|March 6, 2014|
Previously published on February 28, 2014
In a recent no-action request filed with the SEC, a fund registered under the Investment Company Act of 1940 asked if the SEC would take a nonenforcement action if the fund engaged an entity (the Brinks Company or its subsidiaries in the U.S. or in the UK) to maintain custody of the fund’s gold bullion and other precious metals in a vault or other secured custody facility although Section 17(f)(1) under the Investment Company Act requires that a registered fund maintain custody of its assets with a bank or other qualified custodian. Brinks is neither a bank nor a qualified custodian as required under Section 17(f) of the Investment Company Act.
In spite of Brinks not being either a bank or qualified custodian, the SEC stated in its letter to the fund dated February 11, 2014 that it would take a non-enforcement or no-action position if the fund engaged Brinks to act as custodian of the fund’s gold bullion and other precious metals based on certain assurances provided by the fund as to the appropriateness for Brinks to serve as custodian under the circumstances.
In order to convince the SEC to take the no-action position, the fund pointed to the fact that each Brinks’ facility which would maintain custody of such assets is subject to registration under the rules of the NYMEX/COMEX as a licensed depository.
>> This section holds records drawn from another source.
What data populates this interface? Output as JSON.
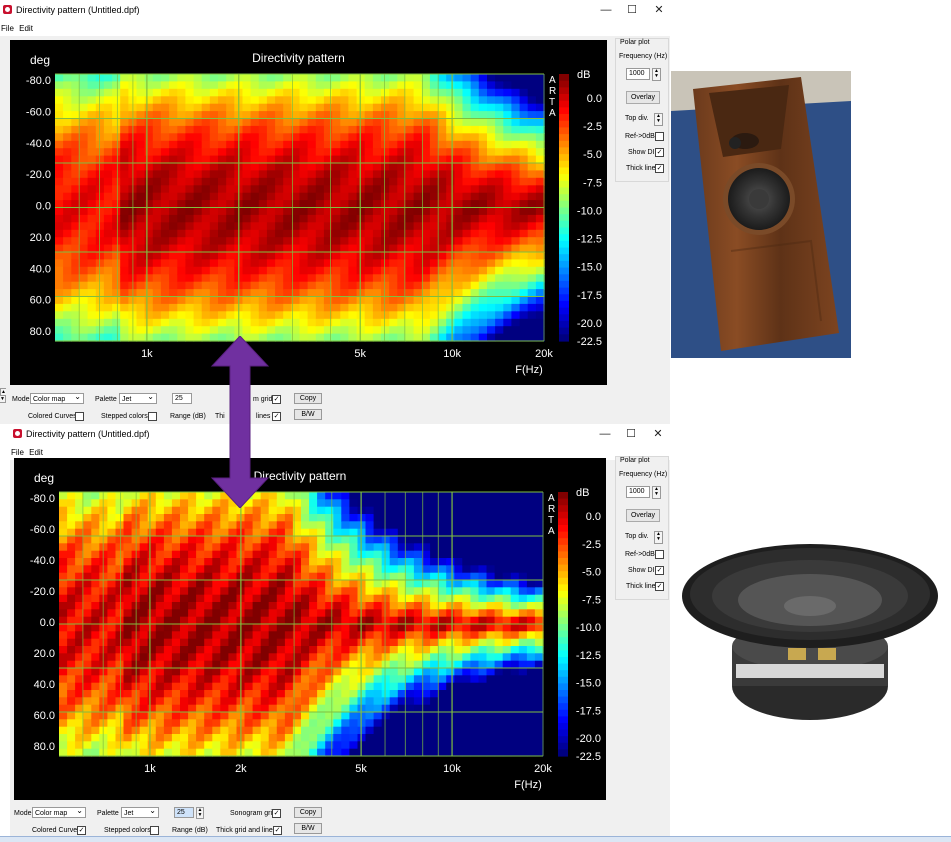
{
  "colors": {
    "arrow": "#7030a0",
    "plot_bg": "#000000",
    "grid": "#7fbf3f"
  },
  "windows": [
    {
      "title": "Directivity pattern (Untitled.dpf)",
      "menu": [
        "File",
        "Edit"
      ],
      "controls": {
        "minimize": "—",
        "maximize": "☐",
        "close": "✕"
      },
      "plot": {
        "title": "Directivity pattern",
        "y_unit": "deg",
        "x_unit": "F(Hz)",
        "colorbar_unit": "dB",
        "y_ticks": [
          "-80.0",
          "-60.0",
          "-40.0",
          "-20.0",
          "0.0",
          "20.0",
          "40.0",
          "60.0",
          "80.0"
        ],
        "x_ticks": [
          "1k",
          "5k",
          "10k",
          "20k"
        ],
        "colorbar_ticks": [
          "0.0",
          "-2.5",
          "-5.0",
          "-7.5",
          "-10.0",
          "-12.5",
          "-15.0",
          "-17.5",
          "-20.0",
          "-22.5"
        ],
        "watermark": [
          "A",
          "R",
          "T",
          "A"
        ]
      },
      "side": {
        "polar": "Polar plot",
        "freq_label": "Frequency (Hz)",
        "freq_value": "1000",
        "overlay": "Overlay",
        "top_div": "Top div.",
        "ref": "Ref->0dB",
        "ref_checked": false,
        "show_di": "Show DI",
        "show_di_checked": true,
        "thick": "Thick line",
        "thick_checked": true
      },
      "bottom": {
        "mode_label": "Mode",
        "mode_value": "Color map",
        "palette_label": "Palette",
        "palette_value": "Jet",
        "range_value": "25",
        "range_label": "Range (dB)",
        "colored_label": "Colored Curves",
        "colored_checked": false,
        "stepped_label": "Stepped colors",
        "stepped_checked": false,
        "sono_label": "m grid",
        "sono_checked": true,
        "thick_label": "Thi",
        "thick_label_b": "lines",
        "thick_checked": true,
        "copy": "Copy",
        "bw": "B/W"
      }
    },
    {
      "title": "Directivity pattern (Untitled.dpf)",
      "menu": [
        "File",
        "Edit"
      ],
      "controls": {
        "minimize": "—",
        "maximize": "☐",
        "close": "✕"
      },
      "plot": {
        "title": "Directivity pattern",
        "y_unit": "deg",
        "x_unit": "F(Hz)",
        "colorbar_unit": "dB",
        "y_ticks": [
          "-80.0",
          "-60.0",
          "-40.0",
          "-20.0",
          "0.0",
          "20.0",
          "40.0",
          "60.0",
          "80.0"
        ],
        "x_ticks": [
          "1k",
          "2k",
          "5k",
          "10k",
          "20k"
        ],
        "colorbar_ticks": [
          "0.0",
          "-2.5",
          "-5.0",
          "-7.5",
          "-10.0",
          "-12.5",
          "-15.0",
          "-17.5",
          "-20.0",
          "-22.5"
        ],
        "watermark": [
          "A",
          "R",
          "T",
          "A"
        ]
      },
      "side": {
        "polar": "Polar plot",
        "freq_label": "Frequency (Hz)",
        "freq_value": "1000",
        "overlay": "Overlay",
        "top_div": "Top div.",
        "ref": "Ref->0dB",
        "ref_checked": false,
        "show_di": "Show DI",
        "show_di_checked": true,
        "thick": "Thick line",
        "thick_checked": true
      },
      "bottom": {
        "mode_label": "Mode",
        "mode_value": "Color map",
        "palette_label": "Palette",
        "palette_value": "Jet",
        "range_value": "25",
        "range_label": "Range (dB)",
        "colored_label": "Colored Curves",
        "colored_checked": true,
        "stepped_label": "Stepped colors",
        "stepped_checked": false,
        "sono_label": "Sonogram grid",
        "sono_checked": true,
        "thick_label": "Thick grid and  lines",
        "thick_label_b": "",
        "thick_checked": true,
        "copy": "Copy",
        "bw": "B/W"
      }
    }
  ]
}
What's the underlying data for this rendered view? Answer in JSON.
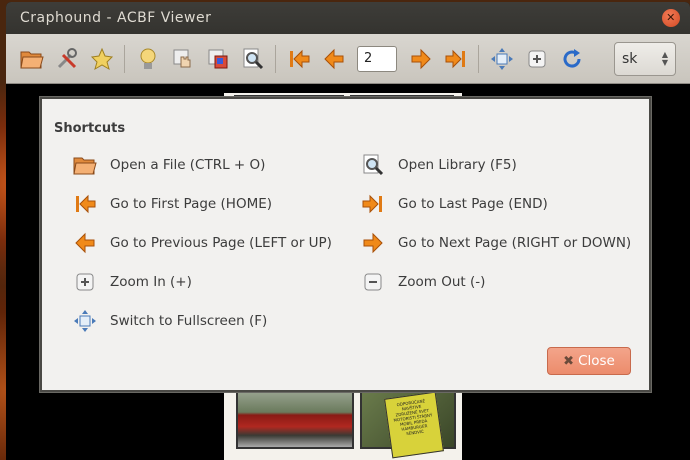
{
  "window": {
    "title": "Craphound - ACBF Viewer"
  },
  "toolbar": {
    "page_value": "2",
    "language_value": "sk",
    "buttons": [
      "open-file",
      "preferences",
      "bookmark",
      "info",
      "hand",
      "color",
      "zoom-library",
      "first-page",
      "previous-page",
      "next-page",
      "last-page",
      "fullscreen",
      "zoom-in",
      "refresh"
    ]
  },
  "comic": {
    "sign_text": "ODPORÚČANÉ NAVŠTIVE ZDRUŽENÉ SVET MOTORISTI ŠTÁBNÝ MOBIL PREDÁ HAMBURGER SENDVIČ"
  },
  "dialog": {
    "title": "Shortcuts",
    "left": [
      {
        "label": "Open a File (CTRL + O)",
        "icon": "open-file-icon"
      },
      {
        "label": "Go to First Page (HOME)",
        "icon": "first-page-icon"
      },
      {
        "label": "Go to Previous Page (LEFT or UP)",
        "icon": "previous-page-icon"
      },
      {
        "label": "Zoom In (+)",
        "icon": "zoom-in-icon"
      },
      {
        "label": "Switch to Fullscreen (F)",
        "icon": "fullscreen-icon"
      }
    ],
    "right": [
      {
        "label": "Open Library (F5)",
        "icon": "library-icon"
      },
      {
        "label": "Go to Last Page (END)",
        "icon": "last-page-icon"
      },
      {
        "label": "Go to Next Page (RIGHT or DOWN)",
        "icon": "next-page-icon"
      },
      {
        "label": "Zoom Out (-)",
        "icon": "zoom-out-icon"
      }
    ],
    "close_label": "Close"
  },
  "colors": {
    "accent": "#ec8c6c",
    "arrow_orange": "#f08a1a"
  }
}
In addition, Brinks is a member of the London Bullion Market Association which imposes on its members various requirements for maintaining custody of such assets.
The fund also supported its request by citing that Brinks is a reporting company under the Securities and Exchange Act of 1934 which requires financial and other public disclosures in the U.S. In addition, the fund pointed to the fact that Brinks maintains over $1 billion of insurance coverage, which is available to cover any losses of assets it maintains on behalf of its customers.
The SEC apparently determined it appropriate to grant the no-action request based on: the amount and degree of regulation imposed upon Brinks; the fact that it is a reporting company under the Exchange Act; the amount of insurance coverage it maintains (at least $1 billion); and provided, a majority of the funds’ board members, who are not “interested persons” under Section 2(a)(9) of the Investment Company Act, determine that Brinks’ custody services are in the best interests of the fund and its shareholders. In making this determination, the SEC stated that the board or its delegate should also consider whether the fund’s assets would be subject to reasonable care and if Brinks could provide custodial services at least equal in nature and quality to the services that could be provided by a bank or qualified custodian serving the same market(s).